Data for review -
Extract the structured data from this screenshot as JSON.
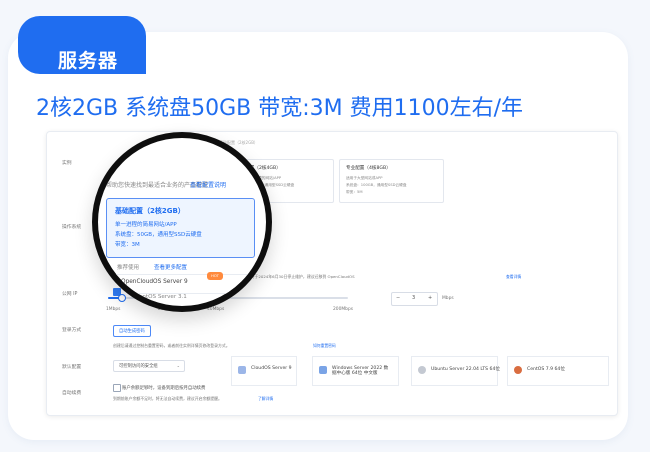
{
  "header": {
    "tab_label": "服务器",
    "headline": "2核2GB 系统盘50GB 带宽:3M 费用1100左右/年"
  },
  "panel": {
    "row_labels": {
      "plan": "实例",
      "os": "操作系统",
      "public_ip": "公网 IP",
      "login": "登录方式",
      "security": "默认配置",
      "renew": "自动续费"
    },
    "top_hint": "基础配置（2核2GB）",
    "plans": [
      {
        "title": "热门配置（2核4GB）",
        "lines": [
          "适用于中等规模的网站/APP",
          "系统盘：80GB，通用型SSD云硬盘",
          "带宽：3M"
        ]
      },
      {
        "title": "专业配置（4核8GB）",
        "lines": [
          "适用于大型网站或APP",
          "系统盘：100GB，通用型SSD云硬盘",
          "带宽：5M"
        ]
      }
    ],
    "zoom": {
      "intro": "帮助您快速找到最适合业务的产品配置",
      "link": "查看配置说明",
      "selected_title": "基础配置（2核2GB）",
      "selected_lines": [
        "单一进程的简易网站/APP",
        "系统盘：50GB，通用型SSD云硬盘",
        "带宽：3M"
      ],
      "recommend": "推荐使用",
      "recommend_link": "查看更多配置",
      "os_name": "OpenCloudOS Server 9",
      "os_sub": "CentOS Server 3.1"
    },
    "os_tiles": [
      {
        "name": "CloudOS Server 9"
      },
      {
        "name": "Windows Server 2022 数据中心版 64位 中文版"
      },
      {
        "name": "Ubuntu Server 22.04 LTS 64位"
      },
      {
        "name": "CentOS 7.9 64位",
        "selected": true
      }
    ],
    "os_note": "CentOS 7 将于2024年6月30日停止维护，建议迁移到 OpenCloudOS",
    "os_note_link": "查看详情",
    "bandwidth": {
      "checked": true,
      "ticks": [
        "1Mbps",
        "20Mbps",
        "40Mbps",
        "200Mbps"
      ],
      "value": "3",
      "unit": "Mbps",
      "minus": "−",
      "plus": "+"
    },
    "login_button": "自动生成密码",
    "login_hint": "创建后请通过控制台重置密码，或者前往实例详情页修改登录方式。",
    "login_link": "如何重置密码",
    "security_value": "可控制访问的安全组",
    "renew_text": "账户余额足够时，设备到期后按月自动续费",
    "renew_hint": "到期前账户余额不足时，将无法自动续费，建议开启余额提醒。",
    "renew_link": "了解详情"
  }
}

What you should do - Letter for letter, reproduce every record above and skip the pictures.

Solution to this problem -
Extract the structured data from this screenshot as JSON.
{
  "header": {
    "tab_label": "服务器",
    "headline": "2核2GB 系统盘50GB 带宽:3M 费用1100左右/年"
  },
  "panel": {
    "row_labels": {
      "plan": "实例",
      "os": "操作系统",
      "public_ip": "公网 IP",
      "login": "登录方式",
      "security": "默认配置",
      "renew": "自动续费"
    },
    "top_hint": "基础配置（2核2GB）",
    "plans": [
      {
        "title": "热门配置（2核4GB）",
        "lines": [
          "适用于中等规模的网站/APP",
          "系统盘：80GB，通用型SSD云硬盘",
          "带宽：3M"
        ]
      },
      {
        "title": "专业配置（4核8GB）",
        "lines": [
          "适用于大型网站或APP",
          "系统盘：100GB，通用型SSD云硬盘",
          "带宽：5M"
        ]
      }
    ],
    "zoom": {
      "intro": "帮助您快速找到最适合业务的产品配置",
      "link": "查看配置说明",
      "selected_title": "基础配置（2核2GB）",
      "selected_lines": [
        "单一进程的简易网站/APP",
        "系统盘：50GB，通用型SSD云硬盘",
        "带宽：3M"
      ],
      "recommend": "推荐使用",
      "recommend_link": "查看更多配置",
      "os_name": "OpenCloudOS Server 9",
      "os_sub": "CentOS Server 3.1"
    },
    "os_tiles": [
      {
        "name": "CloudOS Server 9"
      },
      {
        "name": "Windows Server 2022 数据中心版 64位 中文版"
      },
      {
        "name": "Ubuntu Server 22.04 LTS 64位"
      },
      {
        "name": "CentOS 7.9 64位",
        "selected": true
      }
    ],
    "os_note": "CentOS 7 将于2024年6月30日停止维护，建议迁移到 OpenCloudOS",
    "os_note_link": "查看详情",
    "bandwidth": {
      "checked": true,
      "ticks": [
        "1Mbps",
        "20Mbps",
        "40Mbps",
        "200Mbps"
      ],
      "value": "3",
      "unit": "Mbps",
      "minus": "−",
      "plus": "+"
    },
    "login_button": "自动生成密码",
    "login_hint": "创建后请通过控制台重置密码，或者前往实例详情页修改登录方式。",
    "login_link": "如何重置密码",
    "security_value": "可控制访问的安全组",
    "renew_text": "账户余额足够时，设备到期后按月自动续费",
    "renew_hint": "到期前账户余额不足时，将无法自动续费，建议开启余额提醒。",
    "renew_link": "了解详情"
  }
}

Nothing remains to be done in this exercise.